Why do we need to post bail? Why don’t they just turn him loose? Why is the bail so high? These are questions bail agents are frequently asked when someone is in jail. Bail agents have no control over how bail is set, if it is set or how much bail is set. That is entirely up to the presiding judge. What is a presiding judge – simply the judge who has control of the defendant’s case during any given hearing? That may be or not be the judge who will ultimately hear the case and render a final decision.
The presiding judge takes the information given to them by law enforcement through the prosecutor and listens to what the defense attorney presents and makes the best decision they can, with the information they have before them.
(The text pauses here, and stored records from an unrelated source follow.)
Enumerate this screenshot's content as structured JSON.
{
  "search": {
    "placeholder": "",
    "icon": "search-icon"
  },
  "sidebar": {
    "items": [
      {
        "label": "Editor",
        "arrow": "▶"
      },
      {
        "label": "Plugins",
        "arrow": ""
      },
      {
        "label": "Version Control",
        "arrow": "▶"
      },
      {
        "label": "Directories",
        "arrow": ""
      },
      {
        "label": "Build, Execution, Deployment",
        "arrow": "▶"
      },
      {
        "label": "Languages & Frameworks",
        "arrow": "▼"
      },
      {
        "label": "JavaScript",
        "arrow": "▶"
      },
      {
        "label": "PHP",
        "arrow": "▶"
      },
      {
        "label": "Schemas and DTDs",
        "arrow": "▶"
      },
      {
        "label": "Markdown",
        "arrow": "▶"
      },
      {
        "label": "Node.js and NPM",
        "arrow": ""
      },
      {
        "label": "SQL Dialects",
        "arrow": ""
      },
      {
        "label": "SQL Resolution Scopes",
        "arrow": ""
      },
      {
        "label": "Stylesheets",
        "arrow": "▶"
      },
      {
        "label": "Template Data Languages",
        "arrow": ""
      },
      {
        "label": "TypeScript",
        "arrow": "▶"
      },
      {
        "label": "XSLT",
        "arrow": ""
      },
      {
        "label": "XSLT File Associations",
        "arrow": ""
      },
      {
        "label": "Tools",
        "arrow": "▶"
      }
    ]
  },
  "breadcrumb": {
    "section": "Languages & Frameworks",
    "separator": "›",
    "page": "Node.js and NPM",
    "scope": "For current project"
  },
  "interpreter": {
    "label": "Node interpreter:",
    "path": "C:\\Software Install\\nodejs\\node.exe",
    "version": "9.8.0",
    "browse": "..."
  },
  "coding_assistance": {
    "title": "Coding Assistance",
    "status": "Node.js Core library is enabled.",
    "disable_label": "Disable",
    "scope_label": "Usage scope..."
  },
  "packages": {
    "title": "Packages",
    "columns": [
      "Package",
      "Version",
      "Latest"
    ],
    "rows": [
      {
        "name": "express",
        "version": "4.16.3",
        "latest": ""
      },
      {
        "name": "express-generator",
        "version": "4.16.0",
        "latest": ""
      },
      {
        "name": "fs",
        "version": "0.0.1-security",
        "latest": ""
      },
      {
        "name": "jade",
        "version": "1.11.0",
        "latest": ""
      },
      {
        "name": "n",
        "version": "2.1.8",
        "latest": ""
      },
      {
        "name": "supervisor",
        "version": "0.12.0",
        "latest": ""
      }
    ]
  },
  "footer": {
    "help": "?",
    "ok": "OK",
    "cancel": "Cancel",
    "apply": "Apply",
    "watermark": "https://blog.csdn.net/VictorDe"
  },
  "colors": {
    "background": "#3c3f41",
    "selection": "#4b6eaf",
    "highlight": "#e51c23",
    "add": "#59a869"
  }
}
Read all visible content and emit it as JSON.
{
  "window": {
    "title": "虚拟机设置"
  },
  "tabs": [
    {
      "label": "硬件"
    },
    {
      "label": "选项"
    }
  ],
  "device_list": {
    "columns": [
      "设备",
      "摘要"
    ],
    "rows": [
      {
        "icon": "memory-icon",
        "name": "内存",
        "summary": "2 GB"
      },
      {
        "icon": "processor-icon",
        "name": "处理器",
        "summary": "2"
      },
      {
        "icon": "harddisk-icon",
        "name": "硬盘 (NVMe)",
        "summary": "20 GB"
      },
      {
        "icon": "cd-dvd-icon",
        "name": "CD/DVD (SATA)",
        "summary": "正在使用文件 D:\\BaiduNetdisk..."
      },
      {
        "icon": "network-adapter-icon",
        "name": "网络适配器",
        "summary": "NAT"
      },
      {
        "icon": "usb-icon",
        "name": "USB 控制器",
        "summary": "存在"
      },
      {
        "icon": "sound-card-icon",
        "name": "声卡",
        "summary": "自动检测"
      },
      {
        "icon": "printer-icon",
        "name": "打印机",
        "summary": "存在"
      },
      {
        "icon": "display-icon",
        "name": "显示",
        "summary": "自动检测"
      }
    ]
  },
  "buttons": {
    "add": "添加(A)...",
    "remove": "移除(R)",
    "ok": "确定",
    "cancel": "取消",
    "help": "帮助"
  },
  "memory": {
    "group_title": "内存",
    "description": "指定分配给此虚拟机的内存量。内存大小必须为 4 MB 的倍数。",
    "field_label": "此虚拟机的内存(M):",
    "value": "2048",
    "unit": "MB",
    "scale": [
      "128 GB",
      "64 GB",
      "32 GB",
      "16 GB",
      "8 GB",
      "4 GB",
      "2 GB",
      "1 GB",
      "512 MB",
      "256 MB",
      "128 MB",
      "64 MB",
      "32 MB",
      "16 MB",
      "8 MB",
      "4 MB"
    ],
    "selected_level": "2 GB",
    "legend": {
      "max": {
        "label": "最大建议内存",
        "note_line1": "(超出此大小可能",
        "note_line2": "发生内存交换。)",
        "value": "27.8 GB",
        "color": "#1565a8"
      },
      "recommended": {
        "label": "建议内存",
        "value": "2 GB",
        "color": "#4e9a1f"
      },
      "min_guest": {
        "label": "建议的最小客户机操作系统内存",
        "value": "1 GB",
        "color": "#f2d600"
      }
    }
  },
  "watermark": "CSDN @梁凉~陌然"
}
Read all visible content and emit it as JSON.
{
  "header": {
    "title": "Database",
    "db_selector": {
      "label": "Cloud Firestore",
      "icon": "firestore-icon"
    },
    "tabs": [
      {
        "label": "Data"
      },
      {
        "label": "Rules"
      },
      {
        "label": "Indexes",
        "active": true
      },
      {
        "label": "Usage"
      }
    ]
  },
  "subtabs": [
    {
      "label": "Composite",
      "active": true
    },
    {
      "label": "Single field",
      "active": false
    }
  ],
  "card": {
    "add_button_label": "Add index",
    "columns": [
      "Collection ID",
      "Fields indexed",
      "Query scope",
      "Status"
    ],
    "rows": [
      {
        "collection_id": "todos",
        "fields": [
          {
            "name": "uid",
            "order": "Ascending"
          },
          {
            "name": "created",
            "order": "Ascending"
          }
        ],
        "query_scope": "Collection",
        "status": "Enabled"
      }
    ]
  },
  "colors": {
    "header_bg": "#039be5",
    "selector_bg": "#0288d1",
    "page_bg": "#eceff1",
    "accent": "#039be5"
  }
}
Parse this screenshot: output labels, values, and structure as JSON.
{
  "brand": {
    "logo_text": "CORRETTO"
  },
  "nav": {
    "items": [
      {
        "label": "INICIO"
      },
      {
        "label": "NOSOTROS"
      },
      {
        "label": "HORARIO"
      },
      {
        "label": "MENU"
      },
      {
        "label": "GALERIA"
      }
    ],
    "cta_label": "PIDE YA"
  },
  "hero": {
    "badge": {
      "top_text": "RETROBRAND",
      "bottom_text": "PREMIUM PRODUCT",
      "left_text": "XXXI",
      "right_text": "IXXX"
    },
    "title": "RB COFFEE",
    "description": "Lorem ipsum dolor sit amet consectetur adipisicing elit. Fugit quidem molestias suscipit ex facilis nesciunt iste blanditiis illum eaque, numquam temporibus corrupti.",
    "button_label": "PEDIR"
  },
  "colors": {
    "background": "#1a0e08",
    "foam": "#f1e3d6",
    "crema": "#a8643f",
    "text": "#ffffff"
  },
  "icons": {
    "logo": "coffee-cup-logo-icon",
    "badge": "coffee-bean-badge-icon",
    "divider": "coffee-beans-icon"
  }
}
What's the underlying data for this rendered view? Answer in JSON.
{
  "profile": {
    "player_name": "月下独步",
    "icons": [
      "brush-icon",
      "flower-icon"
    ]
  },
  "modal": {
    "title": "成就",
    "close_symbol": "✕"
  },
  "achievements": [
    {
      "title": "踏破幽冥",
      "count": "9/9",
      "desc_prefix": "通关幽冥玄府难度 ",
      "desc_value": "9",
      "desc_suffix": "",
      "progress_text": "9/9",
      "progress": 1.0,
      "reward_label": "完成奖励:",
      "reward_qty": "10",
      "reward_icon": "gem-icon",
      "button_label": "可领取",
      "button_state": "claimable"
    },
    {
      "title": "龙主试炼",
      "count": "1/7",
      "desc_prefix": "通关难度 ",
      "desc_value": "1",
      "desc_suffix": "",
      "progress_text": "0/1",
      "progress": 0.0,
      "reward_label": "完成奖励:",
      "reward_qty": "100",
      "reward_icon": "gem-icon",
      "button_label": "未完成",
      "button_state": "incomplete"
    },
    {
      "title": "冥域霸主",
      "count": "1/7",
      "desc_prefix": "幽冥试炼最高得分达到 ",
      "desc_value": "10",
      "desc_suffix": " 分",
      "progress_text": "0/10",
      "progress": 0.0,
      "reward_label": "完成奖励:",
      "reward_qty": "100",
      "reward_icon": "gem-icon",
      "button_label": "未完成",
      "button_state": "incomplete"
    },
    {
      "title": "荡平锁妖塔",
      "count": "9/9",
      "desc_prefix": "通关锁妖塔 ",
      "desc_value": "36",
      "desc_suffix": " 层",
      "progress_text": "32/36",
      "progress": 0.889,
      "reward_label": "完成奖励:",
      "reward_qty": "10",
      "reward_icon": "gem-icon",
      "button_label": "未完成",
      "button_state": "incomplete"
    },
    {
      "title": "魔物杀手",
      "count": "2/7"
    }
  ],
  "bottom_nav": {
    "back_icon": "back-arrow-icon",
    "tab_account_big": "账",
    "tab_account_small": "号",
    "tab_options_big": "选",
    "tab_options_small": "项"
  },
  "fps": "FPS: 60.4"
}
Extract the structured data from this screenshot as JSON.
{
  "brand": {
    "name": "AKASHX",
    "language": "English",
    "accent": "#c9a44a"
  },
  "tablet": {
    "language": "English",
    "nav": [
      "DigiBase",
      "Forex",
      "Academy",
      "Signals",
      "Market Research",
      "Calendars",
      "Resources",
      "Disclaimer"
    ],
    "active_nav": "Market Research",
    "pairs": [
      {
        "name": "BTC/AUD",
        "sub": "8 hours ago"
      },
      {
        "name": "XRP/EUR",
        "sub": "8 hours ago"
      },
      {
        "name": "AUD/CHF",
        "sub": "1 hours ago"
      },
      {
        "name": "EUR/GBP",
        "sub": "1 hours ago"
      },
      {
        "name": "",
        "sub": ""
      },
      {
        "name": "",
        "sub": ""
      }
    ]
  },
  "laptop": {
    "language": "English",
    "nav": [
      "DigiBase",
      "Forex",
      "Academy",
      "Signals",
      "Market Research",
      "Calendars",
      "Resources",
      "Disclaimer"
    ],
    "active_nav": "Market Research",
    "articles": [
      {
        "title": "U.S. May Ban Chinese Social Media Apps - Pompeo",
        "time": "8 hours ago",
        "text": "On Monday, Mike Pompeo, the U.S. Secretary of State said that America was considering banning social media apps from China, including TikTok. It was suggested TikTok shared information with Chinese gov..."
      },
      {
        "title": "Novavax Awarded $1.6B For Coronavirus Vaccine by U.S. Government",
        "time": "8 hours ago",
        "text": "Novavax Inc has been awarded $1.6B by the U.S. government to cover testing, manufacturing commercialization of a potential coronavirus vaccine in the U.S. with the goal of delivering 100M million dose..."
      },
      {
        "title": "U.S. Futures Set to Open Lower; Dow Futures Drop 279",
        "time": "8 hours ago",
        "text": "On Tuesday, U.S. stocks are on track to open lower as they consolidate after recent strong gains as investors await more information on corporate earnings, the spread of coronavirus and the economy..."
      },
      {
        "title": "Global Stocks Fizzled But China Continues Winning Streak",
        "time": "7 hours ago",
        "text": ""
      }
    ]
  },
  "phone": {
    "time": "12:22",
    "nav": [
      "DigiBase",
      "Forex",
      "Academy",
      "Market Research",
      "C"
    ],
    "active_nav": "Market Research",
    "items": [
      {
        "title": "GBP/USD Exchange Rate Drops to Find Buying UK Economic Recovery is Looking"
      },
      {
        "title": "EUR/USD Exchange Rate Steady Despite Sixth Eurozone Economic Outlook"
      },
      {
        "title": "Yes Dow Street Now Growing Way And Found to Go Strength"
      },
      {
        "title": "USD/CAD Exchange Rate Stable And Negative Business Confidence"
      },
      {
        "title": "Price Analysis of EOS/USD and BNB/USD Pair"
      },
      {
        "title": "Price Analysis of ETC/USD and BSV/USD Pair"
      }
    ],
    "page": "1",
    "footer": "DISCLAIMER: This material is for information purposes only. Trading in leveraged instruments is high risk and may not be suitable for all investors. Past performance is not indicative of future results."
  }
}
The judge can set the defendant free because they don’t believe there is enough evidence presented to bring the charges presented. On the other extreme, the judge can order the defendant held without bail because the judge believes the defendant is a danger to himself and/or the community. Usually the judge does something in between. If the judge decides the defendant imposes no risk to the community and will show up for court, the judge will possibly release them, but if the judge believes there is a chance they won’t show for court, the defendant will need to post bail.
The amount of bail that is set is dependent on the charge and the penalty the defendant faces because of the charge and what it will take to insure the defendant appears for court. It cannot be used as a penalty against the defendant. Obviously a defendant facing twenty years in prison is going to have a much higher bail than a defendant facing only a fine. The bottom line is that the judge will make the determination as to whether the defendant is allowed to post bail and if so, how much bail will be required.
A bail agent’s job is to arrange the release of the defendant by guaranteeing the court that the defendant will appear for each and every court date required by the court. So, a bail agent gets paid to make sure the defendant goes back to court. If the defendant does not go back to court, the agent must do what it takes to get them back in court or back in jail. If they cannot do one of those within the prescribed period of time, they have to pay the face amount of the bail bond.
We hope we have helped you with this information. If you need a bail bond today for someone that you care about, please contact an agent and let us help you! #msbonding